Whenever some new use of the internet to download music comes along, the Recording Industry Association of America tries to shut the action down through litigation . . . unless of course the action was created by iTunes. This time around Apple is interested in cloud computing where iTunes users can access their music database via streaming technology from anywhere there’s the internet. Users would upload their (legally purchased) music onto an Apple server and always have access to their music. Sounds good, only this idea is not new nor has the RIAA been approving of this structure in the past. (more…)
Previously, I mentioned that the Recording Industry Association of America (RIAA) won its first lawsuit against people sharing music via the internet. As long as there has been copyright legislation, there has been “piracy” – I’m sure that someone was bootlegging copies of Beethoven’s symphonies. However, no one had before been charged for pirating something where they were in turn not profiting from its sale. Sharing music online is not the same thing as selling illegally reproduced music. Furthermore, all of this is being done in the name of the musicians – the RIAA argues that when people download music on file-sharing programs, they are stealing from musicians. But where is the money going from the RIAA’s litigation? Typically the money from lawsuits (not just about file-sharing) goes back to the RIAA and the major record labels. What follows is a brief explanation of why the RIAA and the major record labels are more exploitative of musicians than file-sharers. Future blog posts will further elucidate the erroneous nature of the music industry’s arguments about file-sharing. (more…)
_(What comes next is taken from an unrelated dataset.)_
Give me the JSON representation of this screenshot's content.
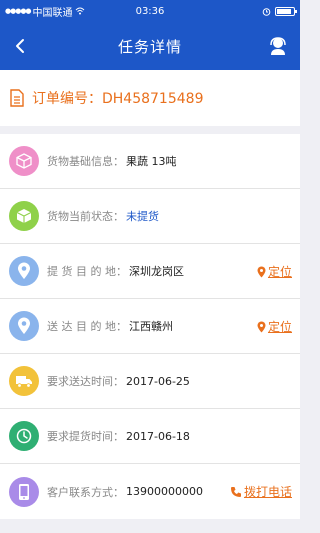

The Recording Industry Association of America (RIAA) has been filing lawsuits against “pirates” (aka music file-sharers) since 2003, but few people have tried to fight them. They sue users for an absurd amount of money for each song that they upload and these people usually have uploaded songs in the 1000s. In fact no case has gone to trial . . . until now. A jury of your “peers” found Jammie Thomas-Rasset guilty of willfully violating copyright law – cost: $1.92 million! You read that right, $1,920,000 or $80,000 per song and they convicted her of sharing 24 songs. (more…)
For years, the Recording Industry Association of America (RIAA) has been suing people for sharing files. One of the main problems is that the RIAA has never been remotely transparent about who they are suing. Now I’m no legal scholar, but it occurred to me two years ago that this seems to violate the due process clause of the Fourteenth Amendment. Unfortunately, the RIAA’s tactics for suing file-sharers have been so egregious that no one has had the financial power to fight their lawsuits. They sue for as much as thousands of dollars per song with total lawsuits in the frequently in the millions. If the plaintiff wants to fight the lawsuit, the RIAA’s lawyers make it clear that it is going to cost more to fight than they have in assets. Then, plaintiffs are usually given the option to settle for the amount of their total life savings. This is certainly a criminal action by the RIAA, but no one has had the courage to fight back until now. Enter Joel Tenenbaum. (more…)
The Recording Industry Association of America (RIAA) is charged with the task of creating a legal/political atmosphere so that record labels can generate massive profits. While it professes to be representative of the entire recording industry, the members of its board are primarily from the â€œBig Fourâ€ record labels (Sony BMG, EMI, Universal and Warner). These four companies control the vast majority of the music industry (including so-called â€œindieâ€ labels).